“Ann, I need to ask you here, how were you feeling about having your children over to meet these friends from America you’d met via the internet?”
“Brian and Diane had heard so much about my family and my children had heard so much about them, how could this trip be complete without all of them meeting and putting faces to names? I was really looking forward to everyone meeting.”
“So your children were excited about meeting them Ann?”
“Yes they were, Dewy, everyone got on really well and we all had a really lovely evening.”
“Rose, did Ann’s children know about you? About being a multiple personality?”
“Yes they did Dewy, I had insisted before we came that Ann explain a bit about me. I was not going to be silent after all and I wanted everything to be out in the open. In the end, it all went well and they accepted me unreservedly. It’s a credit to Ann that her children are so intelligent and loving.”
The first day in London drew to a close near midnight and as Brian digested the Shabbat dinner, I jotted down some notes. The area where Ann lived was a series of villages that had grown together over the centuries. The roads were twisting and narrow and followed old paths and trails. Each village center contained the basic shops while the larger retail boxes were located near major highways and junctions. There was a lot of construction and renovation of the housing in the area, but each village varied widely as to the type available. Towards the Underground station that was nearest to Ann’s house, the predominate housing type was two-story row houses with tiny front spaces used for parking or a small garden. In other areas, single-family detached homes located in planned square neighborhoods were also being busily expanded. Around the village center themselves were taller apartment buildings, both for let and for purchase. These were the most expensive, save for larger rambling estates, but throughout London, the closer to the Underground you lived, the more expensive the dwelling.

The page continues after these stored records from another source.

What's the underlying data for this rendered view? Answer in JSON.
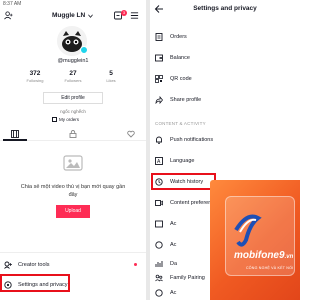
{
  "profile": {
    "status_time": "8:37 AM",
    "username": "Muggle LN",
    "notification_count": "3",
    "handle": "@mugglein1",
    "stats": [
      {
        "value": "372",
        "label": "Following"
      },
      {
        "value": "27",
        "label": "Followers"
      },
      {
        "value": "5",
        "label": "Likes"
      }
    ],
    "edit_label": "Edit profile",
    "bio": "ngốc nghếch",
    "orders_label": "My orders",
    "empty_text": "Chia sẻ một video thú vị bạn mới quay gần đây",
    "upload_label": "Upload",
    "sheet_items": [
      {
        "label": "Creator tools",
        "icon": "creator-tools-icon"
      },
      {
        "label": "Settings and privacy",
        "icon": "settings-icon"
      }
    ]
  },
  "settings": {
    "title": "Settings and privacy",
    "items": [
      {
        "label": "Orders",
        "icon": "orders-icon"
      },
      {
        "label": "Balance",
        "icon": "balance-icon"
      },
      {
        "label": "QR code",
        "icon": "qr-code-icon"
      },
      {
        "label": "Share profile",
        "icon": "share-icon"
      }
    ],
    "section_label": "CONTENT & ACTIVITY",
    "activity_items": [
      {
        "label": "Push notifications",
        "icon": "bell-icon"
      },
      {
        "label": "Language",
        "icon": "language-icon"
      },
      {
        "label": "Watch history",
        "icon": "history-icon"
      },
      {
        "label": "Content preferences",
        "icon": "video-icon"
      },
      {
        "label": "Ac",
        "icon": "ads-icon"
      },
      {
        "label": "Ac",
        "icon": "accessibility-icon"
      },
      {
        "label": "Da",
        "icon": "data-icon"
      },
      {
        "label": "Family Pairing",
        "icon": "family-icon"
      },
      {
        "label": "Ac",
        "icon": "account-icon"
      }
    ]
  },
  "watermark": {
    "brand": "mobifone9",
    "domain": ".vn",
    "tagline": "CÔNG NGHỆ VÀ KẾT NỐI"
  },
  "colors": {
    "accent": "#fe2c55",
    "highlight": "#e8101b",
    "watermark": "#f05a22"
  }
}
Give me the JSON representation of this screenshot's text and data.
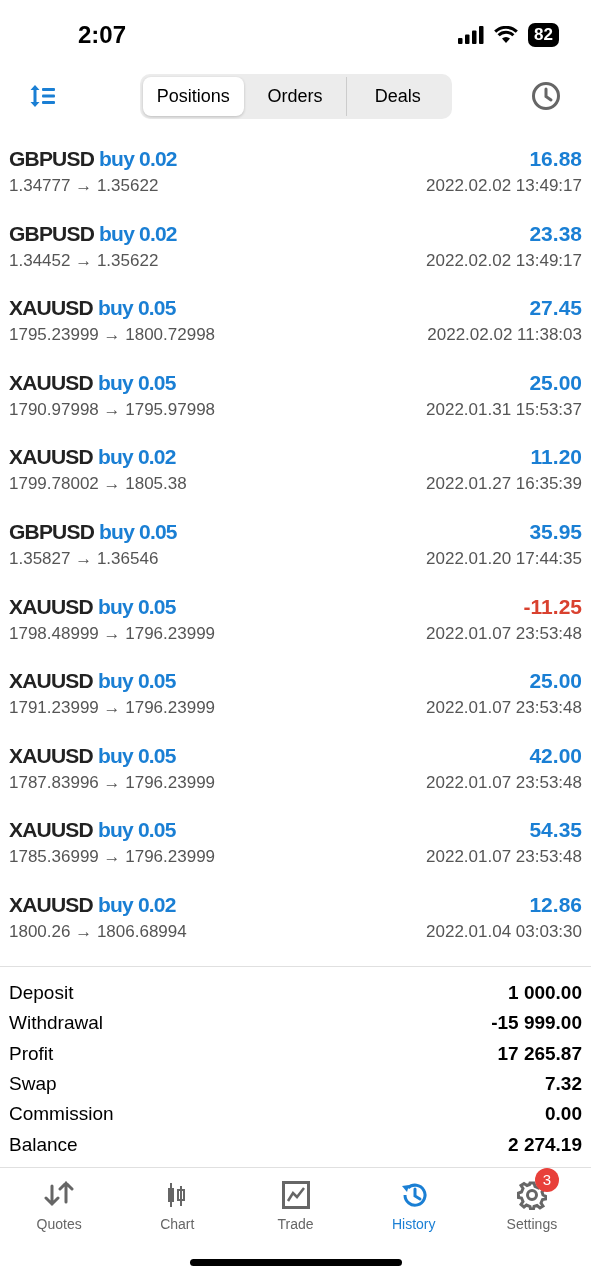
{
  "status_bar": {
    "time": "2:07",
    "battery": "82"
  },
  "segments": [
    {
      "label": "Positions",
      "selected": true
    },
    {
      "label": "Orders",
      "selected": false
    },
    {
      "label": "Deals",
      "selected": false
    }
  ],
  "deals": [
    {
      "symbol": "GBPUSD",
      "side": "buy",
      "volume": "0.02",
      "prices": "1.34777 → 1.35622",
      "profit": "16.88",
      "negative": false,
      "time": "2022.02.02 13:49:17"
    },
    {
      "symbol": "GBPUSD",
      "side": "buy",
      "volume": "0.02",
      "prices": "1.34452 → 1.35622",
      "profit": "23.38",
      "negative": false,
      "time": "2022.02.02 13:49:17"
    },
    {
      "symbol": "XAUUSD",
      "side": "buy",
      "volume": "0.05",
      "prices": "1795.23999 → 1800.72998",
      "profit": "27.45",
      "negative": false,
      "time": "2022.02.02 11:38:03"
    },
    {
      "symbol": "XAUUSD",
      "side": "buy",
      "volume": "0.05",
      "prices": "1790.97998 → 1795.97998",
      "profit": "25.00",
      "negative": false,
      "time": "2022.01.31 15:53:37"
    },
    {
      "symbol": "XAUUSD",
      "side": "buy",
      "volume": "0.02",
      "prices": "1799.78002 → 1805.38",
      "profit": "11.20",
      "negative": false,
      "time": "2022.01.27 16:35:39"
    },
    {
      "symbol": "GBPUSD",
      "side": "buy",
      "volume": "0.05",
      "prices": "1.35827 → 1.36546",
      "profit": "35.95",
      "negative": false,
      "time": "2022.01.20 17:44:35"
    },
    {
      "symbol": "XAUUSD",
      "side": "buy",
      "volume": "0.05",
      "prices": "1798.48999 → 1796.23999",
      "profit": "-11.25",
      "negative": true,
      "time": "2022.01.07 23:53:48"
    },
    {
      "symbol": "XAUUSD",
      "side": "buy",
      "volume": "0.05",
      "prices": "1791.23999 → 1796.23999",
      "profit": "25.00",
      "negative": false,
      "time": "2022.01.07 23:53:48"
    },
    {
      "symbol": "XAUUSD",
      "side": "buy",
      "volume": "0.05",
      "prices": "1787.83996 → 1796.23999",
      "profit": "42.00",
      "negative": false,
      "time": "2022.01.07 23:53:48"
    },
    {
      "symbol": "XAUUSD",
      "side": "buy",
      "volume": "0.05",
      "prices": "1785.36999 → 1796.23999",
      "profit": "54.35",
      "negative": false,
      "time": "2022.01.07 23:53:48"
    },
    {
      "symbol": "XAUUSD",
      "side": "buy",
      "volume": "0.02",
      "prices": "1800.26 → 1806.68994",
      "profit": "12.86",
      "negative": false,
      "time": "2022.01.04 03:03:30"
    }
  ],
  "summary": [
    {
      "label": "Deposit",
      "value": "1 000.00"
    },
    {
      "label": "Withdrawal",
      "value": "-15 999.00"
    },
    {
      "label": "Profit",
      "value": "17 265.87"
    },
    {
      "label": "Swap",
      "value": "7.32"
    },
    {
      "label": "Commission",
      "value": "0.00"
    },
    {
      "label": "Balance",
      "value": "2 274.19"
    }
  ],
  "tab_bar": [
    {
      "kind": "quotes",
      "label": "Quotes",
      "selected": false
    },
    {
      "kind": "chart",
      "label": "Chart",
      "selected": false
    },
    {
      "kind": "trade",
      "label": "Trade",
      "selected": false
    },
    {
      "kind": "history",
      "label": "History",
      "selected": true
    },
    {
      "kind": "settings",
      "label": "Settings",
      "selected": false,
      "badge": "3"
    }
  ]
}
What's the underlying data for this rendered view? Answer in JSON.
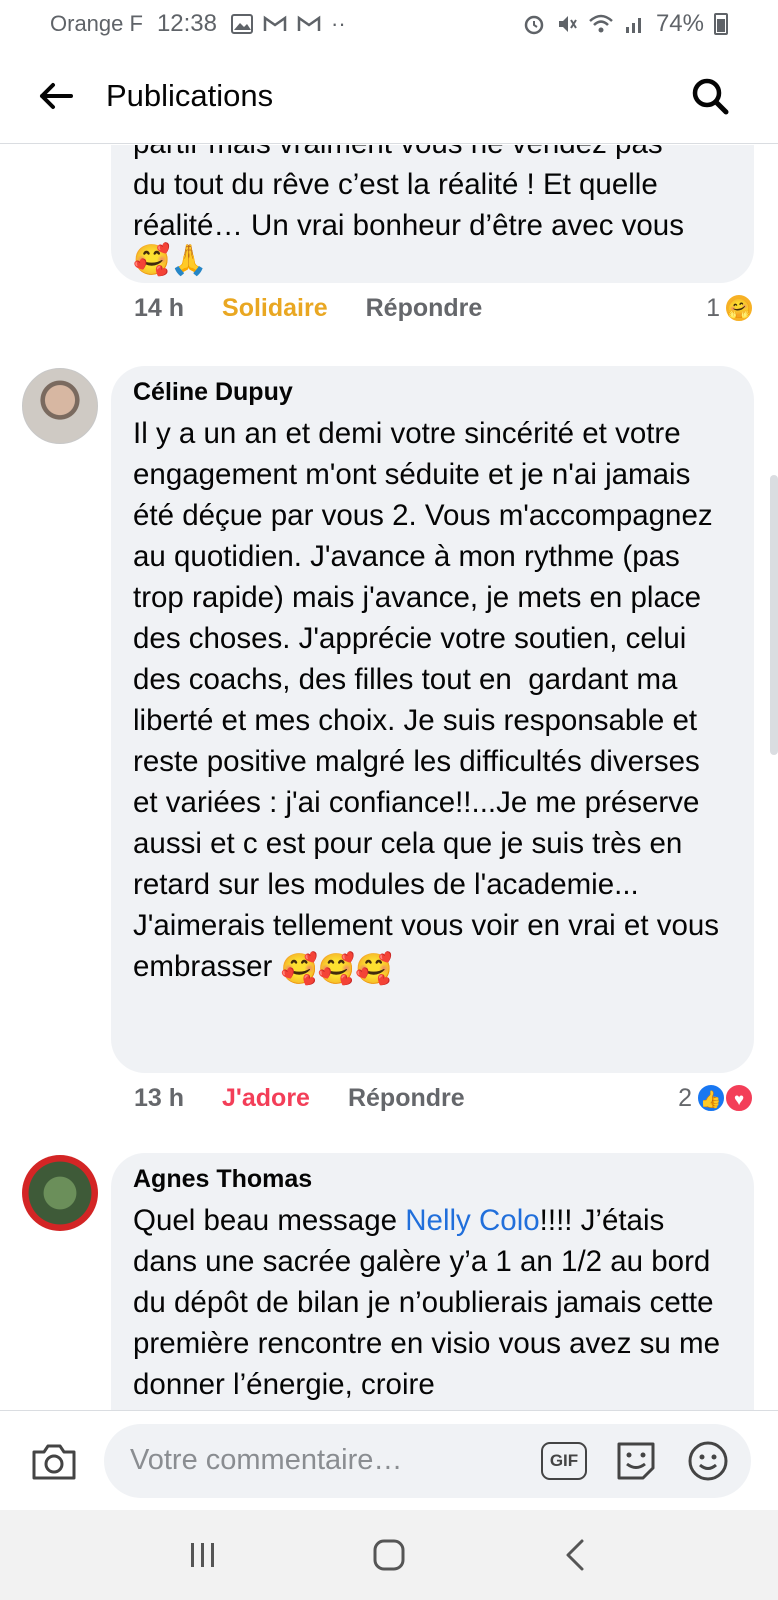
{
  "status_bar": {
    "carrier": "Orange F",
    "time": "12:38",
    "battery": "74%"
  },
  "header": {
    "title": "Publications"
  },
  "comments": [
    {
      "text": "du tout du rêve c’est la réalité ! Et quelle réalité… Un vrai bonheur d’être avec vous",
      "partial_text": "partir mais vraiment vous ne vendez pas",
      "emojis": "🥰🙏",
      "time": "14 h",
      "reaction_label": "Solidaire",
      "reaction_color": "#e9a722",
      "reply_label": "Répondre",
      "reaction_count": "1"
    },
    {
      "author": "Céline Dupuy",
      "text": "Il y a un an et demi votre sincérité et votre engagement m'ont séduite et je n'ai jamais été déçue par vous 2. Vous m'accompagnez au quotidien. J'avance à mon rythme (pas trop rapide) mais j'avance, je mets en place des choses. J'apprécie votre soutien, celui des coachs, des filles tout en  gardant ma liberté et mes choix. Je suis responsable et reste positive malgré les difficultés diverses et variées : j'ai confiance!!...Je me préserve aussi et c est pour cela que je suis très en retard sur les modules de l'academie...",
      "text2": "J'aimerais tellement vous voir en vrai et vous embrasser",
      "emojis": "🥰🥰🥰",
      "time": "13 h",
      "reaction_label": "J'adore",
      "reaction_color": "#f33e58",
      "reply_label": "Répondre",
      "reaction_count": "2"
    },
    {
      "author": "Agnes Thomas",
      "text_before": "Quel beau message ",
      "mention": "Nelly Colo",
      "text_after": "!!!! J’étais dans une sacrée galère y’a 1 an 1/2 au bord du dépôt de bilan je n’oublierais jamais cette première rencontre en visio vous avez su me donner l’énergie, croire"
    }
  ],
  "composer": {
    "placeholder": "Votre commentaire…",
    "gif_label": "GIF"
  },
  "icons": {
    "back": "arrow-left-icon",
    "search": "search-icon",
    "camera": "camera-icon",
    "gif": "gif-icon",
    "sticker": "sticker-icon",
    "emoji": "emoji-icon",
    "nav_recents": "recents-icon",
    "nav_home": "home-icon",
    "nav_back": "nav-back-icon"
  }
}
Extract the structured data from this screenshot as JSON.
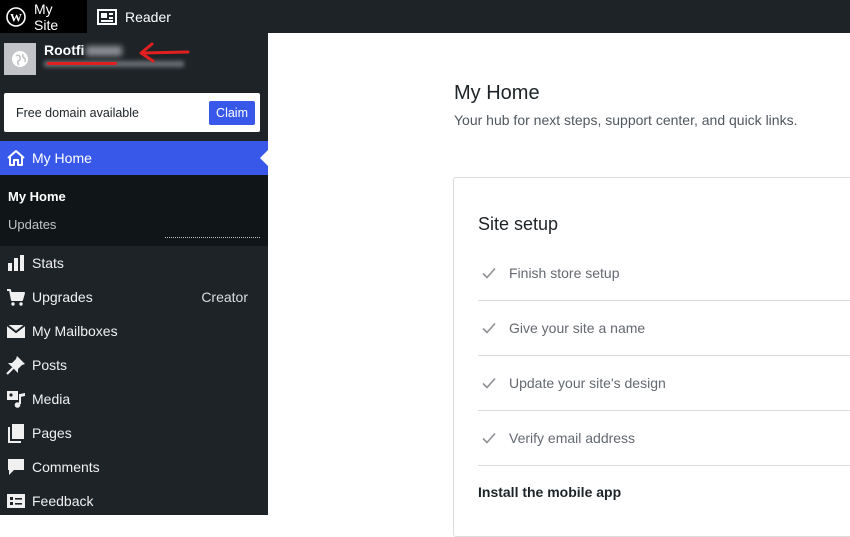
{
  "topbar": {
    "my_site_label": "My Site",
    "reader_label": "Reader"
  },
  "sidebar": {
    "site_name": "Rootfi",
    "domain_banner": {
      "text": "Free domain available",
      "claim_label": "Claim"
    },
    "active_item": {
      "label": "My Home",
      "icon": "home-icon"
    },
    "submenu": [
      {
        "label": "My Home"
      },
      {
        "label": "Updates"
      }
    ],
    "items": [
      {
        "label": "Stats",
        "icon": "stats-icon",
        "badge": ""
      },
      {
        "label": "Upgrades",
        "icon": "cart-icon",
        "badge": "Creator"
      },
      {
        "label": "My Mailboxes",
        "icon": "mail-icon",
        "badge": ""
      },
      {
        "label": "Posts",
        "icon": "pin-icon",
        "badge": ""
      },
      {
        "label": "Media",
        "icon": "media-icon",
        "badge": ""
      },
      {
        "label": "Pages",
        "icon": "pages-icon",
        "badge": ""
      },
      {
        "label": "Comments",
        "icon": "comment-icon",
        "badge": ""
      },
      {
        "label": "Feedback",
        "icon": "feedback-icon",
        "badge": ""
      }
    ]
  },
  "main": {
    "title": "My Home",
    "subtitle": "Your hub for next steps, support center, and quick links.",
    "site_setup": {
      "title": "Site setup",
      "tasks": [
        {
          "label": "Finish store setup"
        },
        {
          "label": "Give your site a name"
        },
        {
          "label": "Update your site's design"
        },
        {
          "label": "Verify email address"
        }
      ],
      "next_section": "Install the mobile app"
    }
  },
  "colors": {
    "sidebar_bg": "#1d2327",
    "accent": "#3858e9",
    "annotation": "#e02020"
  }
}
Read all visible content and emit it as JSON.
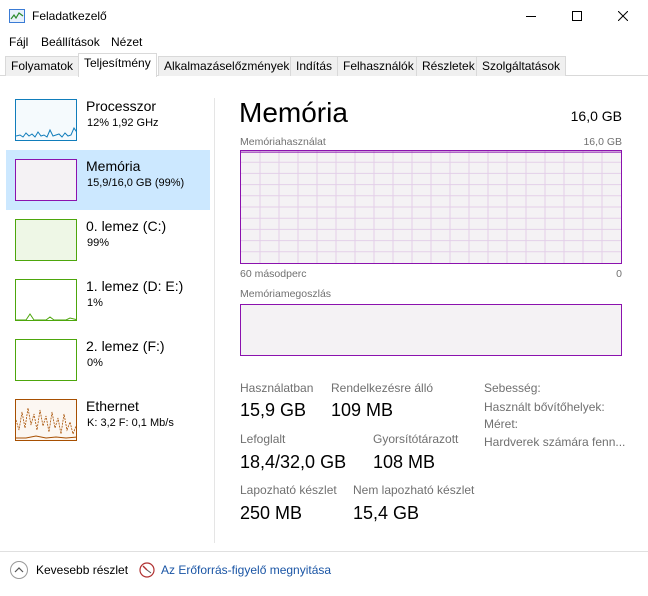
{
  "window": {
    "title": "Feladatkezelő",
    "controls": {
      "minimize": "minimize-icon",
      "maximize": "maximize-icon",
      "close": "close-icon"
    }
  },
  "menu": [
    "Fájl",
    "Beállítások",
    "Nézet"
  ],
  "tabs": [
    "Folyamatok",
    "Teljesítmény",
    "Alkalmazáselőzmények",
    "Indítás",
    "Felhasználók",
    "Részletek",
    "Szolgáltatások"
  ],
  "active_tab": "Teljesítmény",
  "sidebar": [
    {
      "name": "Processzor",
      "sub": "12%  1,92 GHz",
      "color": "#117dbb"
    },
    {
      "name": "Memória",
      "sub": "15,9/16,0 GB (99%)",
      "color": "#8b12ae"
    },
    {
      "name": "0. lemez (C:)",
      "sub": "99%",
      "color": "#4da60c"
    },
    {
      "name": "1. lemez (D: E:)",
      "sub": "1%",
      "color": "#4da60c"
    },
    {
      "name": "2. lemez (F:)",
      "sub": "0%",
      "color": "#4da60c"
    },
    {
      "name": "Ethernet",
      "sub": "K: 3,2  F: 0,1 Mb/s",
      "color": "#a74f01"
    }
  ],
  "active_sidebar": "Memória",
  "main": {
    "title": "Memória",
    "total": "16,0 GB",
    "usage_label": "Memóriahasználat",
    "usage_max": "16,0 GB",
    "usage_fill": 0.99,
    "time_label": "60 másodperc",
    "time_end": "0",
    "composition_label": "Memóriamegoszlás",
    "composition_fill": 1.0
  },
  "stats": {
    "in_use_label": "Használatban",
    "in_use": "15,9 GB",
    "available_label": "Rendelkezésre álló",
    "available": "109 MB",
    "committed_label": "Lefoglalt",
    "committed": "18,4/32,0 GB",
    "cached_label": "Gyorsítótárazott",
    "cached": "108 MB",
    "paged_label": "Lapozható készlet",
    "paged": "250 MB",
    "nonpaged_label": "Nem lapozható készlet",
    "nonpaged": "15,4 GB",
    "speed_label": "Sebesség:",
    "slots_label": "Használt bővítőhelyek:",
    "form_label": "Méret:",
    "reserved_label": "Hardverek számára fenn..."
  },
  "footer": {
    "fewer_details": "Kevesebb részlet",
    "open_monitor": "Az Erőforrás-figyelő megnyitása"
  }
}
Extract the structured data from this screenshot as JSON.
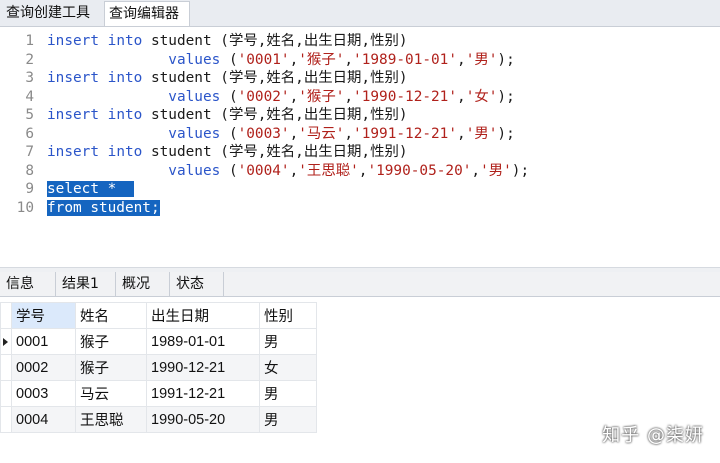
{
  "top_tabs": [
    "查询创建工具",
    "查询编辑器"
  ],
  "editor": {
    "lines": [
      {
        "n": "1",
        "parts": [
          [
            "kw",
            "insert"
          ],
          [
            "t",
            " "
          ],
          [
            "kw",
            "into"
          ],
          [
            "t",
            " student (学号,姓名,出生日期,性别)"
          ]
        ]
      },
      {
        "n": "2",
        "parts": [
          [
            "t",
            "              "
          ],
          [
            "kw",
            "values"
          ],
          [
            "t",
            " ("
          ],
          [
            "str",
            "'0001'"
          ],
          [
            "t",
            ","
          ],
          [
            "str",
            "'猴子'"
          ],
          [
            "t",
            ","
          ],
          [
            "str",
            "'1989-01-01'"
          ],
          [
            "t",
            ","
          ],
          [
            "str",
            "'男'"
          ],
          [
            "t",
            ");"
          ]
        ]
      },
      {
        "n": "3",
        "parts": [
          [
            "kw",
            "insert"
          ],
          [
            "t",
            " "
          ],
          [
            "kw",
            "into"
          ],
          [
            "t",
            " student (学号,姓名,出生日期,性别)"
          ]
        ]
      },
      {
        "n": "4",
        "parts": [
          [
            "t",
            "              "
          ],
          [
            "kw",
            "values"
          ],
          [
            "t",
            " ("
          ],
          [
            "str",
            "'0002'"
          ],
          [
            "t",
            ","
          ],
          [
            "str",
            "'猴子'"
          ],
          [
            "t",
            ","
          ],
          [
            "str",
            "'1990-12-21'"
          ],
          [
            "t",
            ","
          ],
          [
            "str",
            "'女'"
          ],
          [
            "t",
            ");"
          ]
        ]
      },
      {
        "n": "5",
        "parts": [
          [
            "kw",
            "insert"
          ],
          [
            "t",
            " "
          ],
          [
            "kw",
            "into"
          ],
          [
            "t",
            " student (学号,姓名,出生日期,性别)"
          ]
        ]
      },
      {
        "n": "6",
        "parts": [
          [
            "t",
            "              "
          ],
          [
            "kw",
            "values"
          ],
          [
            "t",
            " ("
          ],
          [
            "str",
            "'0003'"
          ],
          [
            "t",
            ","
          ],
          [
            "str",
            "'马云'"
          ],
          [
            "t",
            ","
          ],
          [
            "str",
            "'1991-12-21'"
          ],
          [
            "t",
            ","
          ],
          [
            "str",
            "'男'"
          ],
          [
            "t",
            ");"
          ]
        ]
      },
      {
        "n": "7",
        "parts": [
          [
            "kw",
            "insert"
          ],
          [
            "t",
            " "
          ],
          [
            "kw",
            "into"
          ],
          [
            "t",
            " student (学号,姓名,出生日期,性别)"
          ]
        ]
      },
      {
        "n": "8",
        "parts": [
          [
            "t",
            "              "
          ],
          [
            "kw",
            "values"
          ],
          [
            "t",
            " ("
          ],
          [
            "str",
            "'0004'"
          ],
          [
            "t",
            ","
          ],
          [
            "str",
            "'王思聪'"
          ],
          [
            "t",
            ","
          ],
          [
            "str",
            "'1990-05-20'"
          ],
          [
            "t",
            ","
          ],
          [
            "str",
            "'男'"
          ],
          [
            "t",
            ");"
          ]
        ]
      },
      {
        "n": "9",
        "parts": [
          [
            "sel",
            "select *  "
          ]
        ]
      },
      {
        "n": "10",
        "parts": [
          [
            "sel",
            "from student;"
          ]
        ]
      }
    ]
  },
  "result_tabs": [
    "信息",
    "结果1",
    "概况",
    "状态"
  ],
  "active_result_tab": 1,
  "grid": {
    "columns": [
      "学号",
      "姓名",
      "出生日期",
      "性别"
    ],
    "rows": [
      [
        "0001",
        "猴子",
        "1989-01-01",
        "男"
      ],
      [
        "0002",
        "猴子",
        "1990-12-21",
        "女"
      ],
      [
        "0003",
        "马云",
        "1991-12-21",
        "男"
      ],
      [
        "0004",
        "王思聪",
        "1990-05-20",
        "男"
      ]
    ]
  },
  "watermark": "知乎 @柒妍"
}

Ann’s cosy mews was also a planned development and in order to maximize space, the streets were narrower than we were used to in America. The facades were all white with timber accents and the attached garages had been converted to living spaces in many of the townhouses. Ann had expanded her kitchen and washroom and parked her car in the short driveway. Out back there was a small fenced-in area that residents could use for a garden or for entertaining. Ann had grass and some potted plants, not that there were blooms or anything, far too cold. Despite the close quarters her neighbors were quiet and there was no through traffic to bother us. The three bedrooms upstairs were small and with limited closet space, extra wardrobes were pressed into use. Our guest bathroom was very bright with glossy white tiles and fixtures with black accents. Her entire home was white with beige carpet and wood floors, but despite being neutral tones, her residence exuded warmth and charm. Carefully selected pictures and decorations brought color and personality to the individual rooms. Ann has impeccable taste, if on occasion off-beat, and her sense of style is casual elegance with a dash of sass.
I really had a great time at dinner. Even though I didn’t say much to Ann’s children, they did have questions for me. I didn’t mind in the least their curiosity and I think that because Ann accepted me, they found it easier to understand. When we are with friends, asking a question of Rose will elicit a response from me, unless I don’t wish to speak. In that highly unlikely event, Brian will act as my mouthpiece… if I can trust him that is. As our eyes closed, already Saturday morning, the welcome I’d received gave me such high hopes for the remainder of the trip. Even though the trip didn’t turn out to be all that I’d hoped, that first Friday night dinner will always be more than a blur to me.